START Records for the exercise
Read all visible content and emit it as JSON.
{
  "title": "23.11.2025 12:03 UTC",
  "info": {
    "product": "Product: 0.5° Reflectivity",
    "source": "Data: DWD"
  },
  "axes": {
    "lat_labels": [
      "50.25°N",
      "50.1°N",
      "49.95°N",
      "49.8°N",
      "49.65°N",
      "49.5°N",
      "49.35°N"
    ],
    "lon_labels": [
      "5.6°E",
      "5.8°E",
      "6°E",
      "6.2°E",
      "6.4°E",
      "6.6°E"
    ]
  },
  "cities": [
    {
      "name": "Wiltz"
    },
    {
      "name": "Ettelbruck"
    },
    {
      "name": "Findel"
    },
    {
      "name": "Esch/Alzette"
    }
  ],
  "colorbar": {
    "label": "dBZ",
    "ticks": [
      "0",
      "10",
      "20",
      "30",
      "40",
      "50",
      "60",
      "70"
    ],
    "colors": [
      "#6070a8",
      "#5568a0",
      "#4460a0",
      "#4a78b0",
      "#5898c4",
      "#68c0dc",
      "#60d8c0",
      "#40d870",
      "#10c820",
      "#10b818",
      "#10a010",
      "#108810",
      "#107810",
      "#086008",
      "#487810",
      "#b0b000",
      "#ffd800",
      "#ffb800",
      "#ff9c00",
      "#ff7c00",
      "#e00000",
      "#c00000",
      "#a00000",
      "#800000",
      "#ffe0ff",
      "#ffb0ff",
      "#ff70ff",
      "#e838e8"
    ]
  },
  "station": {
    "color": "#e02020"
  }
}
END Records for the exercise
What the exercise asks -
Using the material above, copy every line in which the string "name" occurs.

Solution for this exercise -
      "name": "Wiltz"
      "name": "Ettelbruck"
      "name": "Findel"
      "name": "Esch/Alzette"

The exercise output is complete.